On January 26, 1961, about a week after Kennedy was inaugurated, he appointed Travell as his presidential physician. The significance of the event was twofold: it was the first time in decades the military wouldn’t provide medical care to the President and his family, and it was the first time a woman would hold the position of physician to the president.

The first female presidential physician was born in New York City in 1901. She studied at Wellesley College and earned her M.D. at Cornell University. Before becoming Kennedy’s personal doctor, she worked at several hospitals, had a private practice, and served as an associate professor at Cornell University Medical College.

Kennedy first saw Travell after his second invasive back surgery, which did not fully correct the back pain he’d experienced since he was injured in World War II. Her pain-relieving recommendations for the President included a back brace, Novocain, and custom-made orthopedic shoes, but Travell is often remembered for bringing old-fashioned rocking chairs back en vogue.

“She believed that a rocking chair alleviated lower-back tension by keeping the muscles moving, contracting and relaxing,” reads Travell’s obituary. “Throughout his brief Presidency, Kennedy’s oak rocker with a cane seat was a familiar sight to White House photographers and, consequently, the public.”

The sight of Kennedy in his chair spurred a rocking chair renaissance. The public demanded “Kennedy rockers,” and they soon sprang up in living rooms across the country.

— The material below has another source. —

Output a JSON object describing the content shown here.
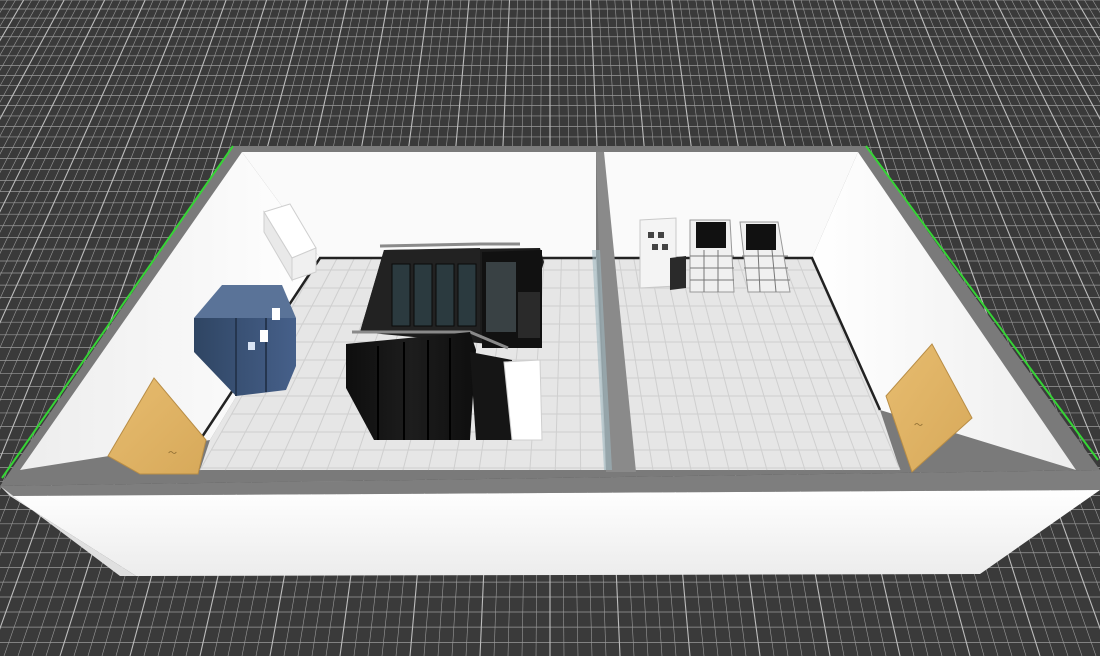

After Kennedy’s assassination in 1963, Travell served as the presidential physician to Lyndon B. Johnson. She stayed on until 1965, then returned to academia, where she’d remain active for the rest of her life. Travell passed away at the age of 95 in Northampton, Mass.